Updated: Aug 15
French Champagne and Spanish Cava are both sparkling wines, but they are produced in different regions and according to different production methods, resulting in some significant differences in taste, style, and character. If you like to know, read on .......
Champagne originates from the Champagne region in northeastern France. The area has a unique climate and soil that allow the grapes to develop specific characteristics essential for the distinctive Champagne style.
Cava is produced in various regions in Spain, mainly the Penedes region in Catalonia, just under Barcelona. Also Valencia, Aragon, and others region produce Cava, but they are not well known. The Cava DC in Spain controls the regions.
The three main grape varieties used in Champagne are Chardonnay, Pinot Noir, and Pinot Meunier. Some Champagne houses may also use other grape varieties, but these three are the most common.
Cava is typically made from indigenous Spanish grape varieties, such as Macabeo, Xarel·lo, and Parellada. Additionally, international grape varieties like Chardonnay and Pinot Noir can also be used.
Champagne is blended from grapes, harvested in different years. In some years the harvest is better than in other years. The reason for blending from different years is that the French want to have a certain constant quality over the years. Therefore you never see a year on a Champagne bottle.

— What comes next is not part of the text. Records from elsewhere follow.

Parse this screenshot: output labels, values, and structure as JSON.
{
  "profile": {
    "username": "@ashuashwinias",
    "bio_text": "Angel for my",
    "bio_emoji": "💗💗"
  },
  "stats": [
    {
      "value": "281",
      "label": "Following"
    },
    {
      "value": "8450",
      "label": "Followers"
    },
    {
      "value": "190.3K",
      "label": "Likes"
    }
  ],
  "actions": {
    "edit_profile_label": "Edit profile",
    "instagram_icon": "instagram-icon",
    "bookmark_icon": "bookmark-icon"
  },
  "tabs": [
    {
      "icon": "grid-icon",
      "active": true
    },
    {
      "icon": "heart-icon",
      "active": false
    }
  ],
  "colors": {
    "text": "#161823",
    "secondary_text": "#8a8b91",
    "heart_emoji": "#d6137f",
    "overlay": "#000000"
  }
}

Cava is blended as well, though very often the grapes are from the same year. The blending ratio may differ a little. In good wine years you will see an excellent Cava, in less years at a top bodega the volume is adjusted and less Cava is produced. Yet here too, you do not see a year on the bottle.
Champagne undergoes a second fermentation in the bottle, known as the "méthode traditionnelle" or "méthode champenoise." This means that the sparkling bubbles are created through natural fermentation in the bottle.
Cava is also made using the "méthode traditionnelle," but it can also be produced using the "méthode Charmat," where the second fermentation takes place in large tanks rather than individual bottles.
Champagne is often aged for a longer period before being released to the market. This aging can vary from several years to even several decades for the most prestigious cuvées.
Generally, Cava is aged for a shorter period than Champagne, often ranging from 9 months to 3 years, depending on the type.
Champagne is known for its refined and complex flavor profile, with notes of green apple, citrus, yeast, and toast. The texture is often creamy and full.
Cava typically has a fruitier character, with notes of peach,
pear, and citrus. It may also have a light yeasty note, but overall, Cava has a fresher and lighter style compared to Champagne.
- Champagne & Cava:
Champagne is structured much higher priced than a bottle of Cava. The French do a much better marketing. They focus on lifestyle, a wine you drink to celebrate. The label and the rest of the Champagne bottle look more fancy.
But for the connoisseur, what matters is the content of the bottle. If you compare a Champagne and a Cava having the same quality, the Chanpagne is 2-3 times more expensive. But if you like to impress with money and status, go for a Champagne. My choice is made.
It's important to note though, that there is a lot of variation within both Champagne and Cava, depending on the specific winery, grape varieties used, production method, and aging period. Both wines can offer high-quality options and provide different styles to enjoy.